Grave of the fighters of the Warsaw Ghetto Uprising built from the rubble of Mi?a Street, one of the liveliest streets of pre-war Jewish Warsaw. These ruins of the bunker at 18 Mi?a Street are the place of rest of the commanders and fighters of the Jewish Combat Organization, as well as some civilians. Among them lies Mordechaj Anielewicz, the Commander in Chief. On May 8, 1943, surrounded by the Nazis after three weeks of struggle, many perished or took their own lives, refusing to perish at the hands of their enemies. There were several hundred bunkers built in the Ghetto. Found and destroyed by the Nazis, they became graves. They could not save those who sought refuge inside them, yet they remain everlasting symbols of the Warsaw Jews’ will to live. The bunker at Mi?a Street was the largest in the ghetto. It is the place of rest of over one hundred fighters, only some of whom are known by name. Here they rest, buried as they fell, to remind us that the whole earth is their grave.

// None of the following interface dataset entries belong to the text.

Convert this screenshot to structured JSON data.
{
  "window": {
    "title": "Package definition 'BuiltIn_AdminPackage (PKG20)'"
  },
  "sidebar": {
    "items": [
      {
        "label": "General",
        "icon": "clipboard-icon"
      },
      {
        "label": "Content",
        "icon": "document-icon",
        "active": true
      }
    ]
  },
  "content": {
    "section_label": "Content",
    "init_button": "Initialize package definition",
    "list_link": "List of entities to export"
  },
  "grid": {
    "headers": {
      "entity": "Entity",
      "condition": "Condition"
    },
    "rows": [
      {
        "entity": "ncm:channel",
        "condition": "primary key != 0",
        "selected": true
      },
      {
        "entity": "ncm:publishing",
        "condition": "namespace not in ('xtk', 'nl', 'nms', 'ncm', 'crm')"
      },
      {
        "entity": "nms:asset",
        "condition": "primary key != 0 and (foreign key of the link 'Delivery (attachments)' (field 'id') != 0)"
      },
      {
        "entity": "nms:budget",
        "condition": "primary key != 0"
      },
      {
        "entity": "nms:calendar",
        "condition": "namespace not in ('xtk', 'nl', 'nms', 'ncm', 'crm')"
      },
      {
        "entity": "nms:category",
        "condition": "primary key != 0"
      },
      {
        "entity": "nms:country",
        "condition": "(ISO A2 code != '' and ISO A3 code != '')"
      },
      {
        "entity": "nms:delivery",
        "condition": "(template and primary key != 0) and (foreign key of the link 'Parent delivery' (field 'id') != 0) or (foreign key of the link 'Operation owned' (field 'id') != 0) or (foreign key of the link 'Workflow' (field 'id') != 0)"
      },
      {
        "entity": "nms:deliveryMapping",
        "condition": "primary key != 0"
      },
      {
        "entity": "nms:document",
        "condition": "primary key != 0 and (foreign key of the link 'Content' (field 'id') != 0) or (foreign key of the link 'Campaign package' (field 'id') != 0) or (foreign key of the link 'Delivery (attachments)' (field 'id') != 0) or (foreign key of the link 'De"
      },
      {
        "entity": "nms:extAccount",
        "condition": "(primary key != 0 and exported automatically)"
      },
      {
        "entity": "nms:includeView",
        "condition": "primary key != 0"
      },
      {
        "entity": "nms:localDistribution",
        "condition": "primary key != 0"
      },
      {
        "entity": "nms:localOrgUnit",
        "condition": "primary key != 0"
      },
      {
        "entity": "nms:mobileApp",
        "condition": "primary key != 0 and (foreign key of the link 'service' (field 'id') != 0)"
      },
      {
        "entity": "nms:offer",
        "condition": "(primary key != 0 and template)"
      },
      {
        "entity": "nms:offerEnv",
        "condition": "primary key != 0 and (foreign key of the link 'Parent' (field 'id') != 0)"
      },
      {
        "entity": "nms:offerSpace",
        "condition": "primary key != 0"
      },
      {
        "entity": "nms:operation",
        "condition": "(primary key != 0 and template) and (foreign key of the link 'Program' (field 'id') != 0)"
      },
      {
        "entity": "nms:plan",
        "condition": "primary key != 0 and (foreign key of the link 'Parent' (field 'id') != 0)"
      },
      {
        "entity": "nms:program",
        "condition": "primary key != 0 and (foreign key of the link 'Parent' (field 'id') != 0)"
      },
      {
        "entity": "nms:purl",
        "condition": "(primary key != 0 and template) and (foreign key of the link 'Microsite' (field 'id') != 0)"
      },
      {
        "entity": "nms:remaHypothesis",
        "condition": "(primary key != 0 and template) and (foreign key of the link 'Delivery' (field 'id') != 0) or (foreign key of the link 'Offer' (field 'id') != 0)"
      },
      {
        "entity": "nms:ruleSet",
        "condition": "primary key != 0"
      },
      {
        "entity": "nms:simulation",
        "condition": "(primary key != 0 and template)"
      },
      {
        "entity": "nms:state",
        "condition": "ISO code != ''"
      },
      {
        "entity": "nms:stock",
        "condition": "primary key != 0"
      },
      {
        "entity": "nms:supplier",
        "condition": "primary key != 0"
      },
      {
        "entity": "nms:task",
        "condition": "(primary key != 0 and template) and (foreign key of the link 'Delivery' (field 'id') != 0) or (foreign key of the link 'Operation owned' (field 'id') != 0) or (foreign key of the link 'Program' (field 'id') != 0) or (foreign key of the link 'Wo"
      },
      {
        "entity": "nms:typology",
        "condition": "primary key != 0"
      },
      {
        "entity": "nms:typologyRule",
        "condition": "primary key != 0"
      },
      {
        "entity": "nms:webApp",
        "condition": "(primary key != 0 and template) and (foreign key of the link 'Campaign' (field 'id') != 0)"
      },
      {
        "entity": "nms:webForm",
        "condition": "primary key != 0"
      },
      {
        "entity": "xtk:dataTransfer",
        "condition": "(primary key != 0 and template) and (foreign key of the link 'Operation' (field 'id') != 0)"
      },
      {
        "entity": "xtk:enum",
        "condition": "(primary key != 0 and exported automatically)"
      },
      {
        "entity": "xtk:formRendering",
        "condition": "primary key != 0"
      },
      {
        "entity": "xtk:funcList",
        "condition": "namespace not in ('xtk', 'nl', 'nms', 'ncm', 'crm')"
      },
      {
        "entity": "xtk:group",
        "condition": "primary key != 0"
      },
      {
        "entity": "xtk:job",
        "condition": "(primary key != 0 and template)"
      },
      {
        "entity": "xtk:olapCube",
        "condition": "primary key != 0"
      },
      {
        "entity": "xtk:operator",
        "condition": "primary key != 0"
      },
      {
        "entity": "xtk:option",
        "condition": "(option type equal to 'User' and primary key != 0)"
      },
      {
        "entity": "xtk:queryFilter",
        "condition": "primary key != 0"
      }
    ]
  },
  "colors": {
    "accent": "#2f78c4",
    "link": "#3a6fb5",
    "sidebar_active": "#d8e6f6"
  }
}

If you want to read an excellent book on the subject, I highly recommend the novel of the same name written by Leon Uris.
Many of my recent posts have been about Warsaw in World War 2. The war is remembered wherever you go. They are determined to never forget what happened, and certainly they should not forget. It is recovering, and I think perhaps that it will never recover. And I don’t think that is a bad thing at all. Never ever forget.
If you have read the book “Schindler’s Jews” or seen the movie “Schindler’s List” directed by Stephen Spielberg, you would have heard of Schindler’s factory. Schindler managed to save many Jewish people towards the end of world war 2 by having then declared as essential workers in his factory – even though the factory was, for practical purposes, producing very little.
I wasn’t sure what to expect when visiting Schindler’s factory, but while it was a history of the factory and of Schindler’s work it was far more than that. It gave an introspective history of Krakow in World War 2, and especially of the Jewish people that were confined to the ghetto during the Nazi occupation of Poland. An enlightening and sobering visit.
We only visited the factory on our second visit to Krakow, but if you are in the city I would highly recommend that you take a visit to the factory to learn move of its history.
The windows are filled with portraits of survivors.
The main factory gates